● **Data records for software interfaces**:
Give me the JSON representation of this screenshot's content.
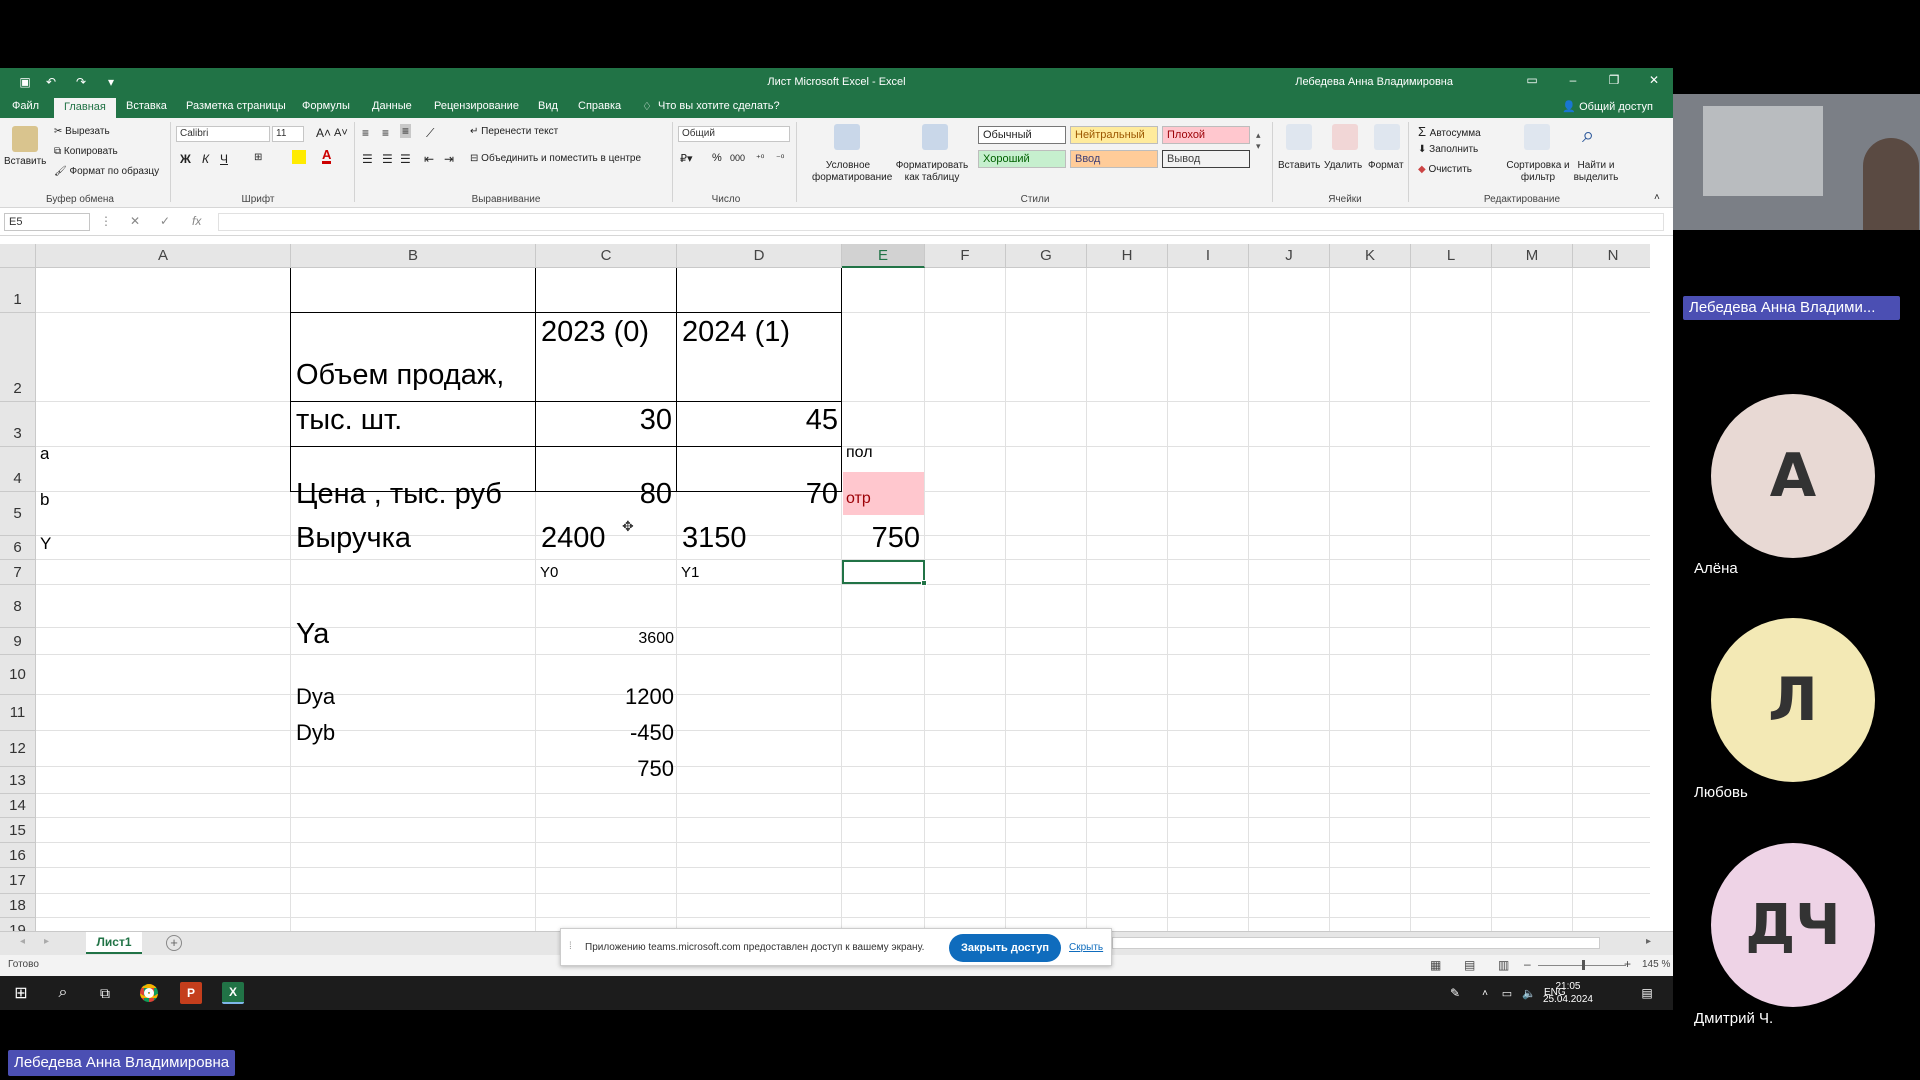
{
  "window": {
    "title": "Лист Microsoft Excel  -  Excel",
    "user": "Лебедева Анна Владимировна"
  },
  "tabs": [
    "Файл",
    "Главная",
    "Вставка",
    "Разметка страницы",
    "Формулы",
    "Данные",
    "Рецензирование",
    "Вид",
    "Справка"
  ],
  "tell_me": "Что вы хотите сделать?",
  "share_label": "Общий доступ",
  "ribbon": {
    "clipboard": {
      "paste": "Вставить",
      "cut": "Вырезать",
      "copy": "Копировать",
      "format_painter": "Формат по образцу",
      "group": "Буфер обмена"
    },
    "font": {
      "name": "Calibri",
      "size": "11",
      "bold": "Ж",
      "italic": "К",
      "underline": "Ч",
      "group": "Шрифт"
    },
    "alignment": {
      "wrap": "Перенести текст",
      "merge": "Объединить и поместить в центре",
      "group": "Выравнивание"
    },
    "number": {
      "format": "Общий",
      "group": "Число"
    },
    "styles": {
      "conditional": "Условное форматирование",
      "as_table": "Форматировать как таблицу",
      "normal": "Обычный",
      "neutral": "Нейтральный",
      "bad": "Плохой",
      "good": "Хороший",
      "input": "Ввод",
      "output": "Вывод",
      "group": "Стили"
    },
    "cells": {
      "insert": "Вставить",
      "delete": "Удалить",
      "format": "Формат",
      "group": "Ячейки"
    },
    "editing": {
      "autosum": "Автосумма",
      "fill": "Заполнить",
      "clear": "Очистить",
      "sort": "Сортировка и фильтр",
      "find": "Найти и выделить",
      "group": "Редактирование"
    }
  },
  "formula_bar": {
    "name_box": "E5",
    "fx": "fx",
    "content": ""
  },
  "columns": [
    "A",
    "B",
    "C",
    "D",
    "E",
    "F",
    "G",
    "H",
    "I",
    "J",
    "K",
    "L",
    "M",
    "N"
  ],
  "selected_column": "E",
  "rows": [
    "1",
    "2",
    "3",
    "4",
    "5",
    "6",
    "7",
    "8",
    "9",
    "10",
    "11",
    "12",
    "13",
    "14",
    "15",
    "16",
    "17",
    "18",
    "19"
  ],
  "cells": {
    "C1": "2023 (0)",
    "D1": "2024 (1)",
    "A2": "a",
    "B2_line1": "Объем продаж,",
    "B2_line2": "тыс. шт.",
    "C2": "30",
    "D2": "45",
    "E2": "пол",
    "A3": "b",
    "B3": "Цена , тыс. руб",
    "C3": "80",
    "D3": "70",
    "E3": "отр",
    "A4": "Y",
    "B4": "Выручка",
    "C4": "2400",
    "D4": "3150",
    "E4": "750",
    "C5": "Y0",
    "D5": "Y1",
    "B7": "Ya",
    "C7": "3600",
    "B9": "Dya",
    "C9": "1200",
    "B10": "Dyb",
    "C10": "-450",
    "C11": "750"
  },
  "sheet": {
    "name": "Лист1",
    "add": "+"
  },
  "status": {
    "ready": "Готово",
    "zoom": "145 %"
  },
  "share_banner": {
    "text": "Приложению teams.microsoft.com предоставлен доступ к вашему экрану.",
    "stop": "Закрыть доступ",
    "hide": "Скрыть"
  },
  "taskbar": {
    "lang": "ENG",
    "time": "21:05",
    "date": "25.04.2024"
  },
  "meeting": {
    "presenter": "Лебедева Анна Владими...",
    "self_name": "Лебедева Анна Владимировна",
    "participants": [
      {
        "initials": "А",
        "name": "Алёна",
        "color": "#e8d9d4"
      },
      {
        "initials": "Л",
        "name": "Любовь",
        "color": "#f3e9b5"
      },
      {
        "initials": "ДЧ",
        "name": "Дмитрий Ч.",
        "color": "#eed3e6"
      }
    ]
  },
  "colors": {
    "excel_green": "#217346",
    "bad_fill": "#ffc7ce",
    "teams_purple": "#4b4fb3"
  }
}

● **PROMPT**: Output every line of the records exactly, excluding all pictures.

● **ANSWER BOX**:
Give me the JSON representation of this screenshot's content.
{
  "window": {
    "title": "Лист Microsoft Excel  -  Excel",
    "user": "Лебедева Анна Владимировна"
  },
  "tabs": [
    "Файл",
    "Главная",
    "Вставка",
    "Разметка страницы",
    "Формулы",
    "Данные",
    "Рецензирование",
    "Вид",
    "Справка"
  ],
  "tell_me": "Что вы хотите сделать?",
  "share_label": "Общий доступ",
  "ribbon": {
    "clipboard": {
      "paste": "Вставить",
      "cut": "Вырезать",
      "copy": "Копировать",
      "format_painter": "Формат по образцу",
      "group": "Буфер обмена"
    },
    "font": {
      "name": "Calibri",
      "size": "11",
      "bold": "Ж",
      "italic": "К",
      "underline": "Ч",
      "group": "Шрифт"
    },
    "alignment": {
      "wrap": "Перенести текст",
      "merge": "Объединить и поместить в центре",
      "group": "Выравнивание"
    },
    "number": {
      "format": "Общий",
      "group": "Число"
    },
    "styles": {
      "conditional": "Условное форматирование",
      "as_table": "Форматировать как таблицу",
      "normal": "Обычный",
      "neutral": "Нейтральный",
      "bad": "Плохой",
      "good": "Хороший",
      "input": "Ввод",
      "output": "Вывод",
      "group": "Стили"
    },
    "cells": {
      "insert": "Вставить",
      "delete": "Удалить",
      "format": "Формат",
      "group": "Ячейки"
    },
    "editing": {
      "autosum": "Автосумма",
      "fill": "Заполнить",
      "clear": "Очистить",
      "sort": "Сортировка и фильтр",
      "find": "Найти и выделить",
      "group": "Редактирование"
    }
  },
  "formula_bar": {
    "name_box": "E5",
    "fx": "fx",
    "content": ""
  },
  "columns": [
    "A",
    "B",
    "C",
    "D",
    "E",
    "F",
    "G",
    "H",
    "I",
    "J",
    "K",
    "L",
    "M",
    "N"
  ],
  "selected_column": "E",
  "rows": [
    "1",
    "2",
    "3",
    "4",
    "5",
    "6",
    "7",
    "8",
    "9",
    "10",
    "11",
    "12",
    "13",
    "14",
    "15",
    "16",
    "17",
    "18",
    "19"
  ],
  "cells": {
    "C1": "2023 (0)",
    "D1": "2024 (1)",
    "A2": "a",
    "B2_line1": "Объем продаж,",
    "B2_line2": "тыс. шт.",
    "C2": "30",
    "D2": "45",
    "E2": "пол",
    "A3": "b",
    "B3": "Цена , тыс. руб",
    "C3": "80",
    "D3": "70",
    "E3": "отр",
    "A4": "Y",
    "B4": "Выручка",
    "C4": "2400",
    "D4": "3150",
    "E4": "750",
    "C5": "Y0",
    "D5": "Y1",
    "B7": "Ya",
    "C7": "3600",
    "B9": "Dya",
    "C9": "1200",
    "B10": "Dyb",
    "C10": "-450",
    "C11": "750"
  },
  "sheet": {
    "name": "Лист1",
    "add": "+"
  },
  "status": {
    "ready": "Готово",
    "zoom": "145 %"
  },
  "share_banner": {
    "text": "Приложению teams.microsoft.com предоставлен доступ к вашему экрану.",
    "stop": "Закрыть доступ",
    "hide": "Скрыть"
  },
  "taskbar": {
    "lang": "ENG",
    "time": "21:05",
    "date": "25.04.2024"
  },
  "meeting": {
    "presenter": "Лебедева Анна Владими...",
    "self_name": "Лебедева Анна Владимировна",
    "participants": [
      {
        "initials": "А",
        "name": "Алёна",
        "color": "#e8d9d4"
      },
      {
        "initials": "Л",
        "name": "Любовь",
        "color": "#f3e9b5"
      },
      {
        "initials": "ДЧ",
        "name": "Дмитрий Ч.",
        "color": "#eed3e6"
      }
    ]
  },
  "colors": {
    "excel_green": "#217346",
    "bad_fill": "#ffc7ce",
    "teams_purple": "#4b4fb3"
  }
}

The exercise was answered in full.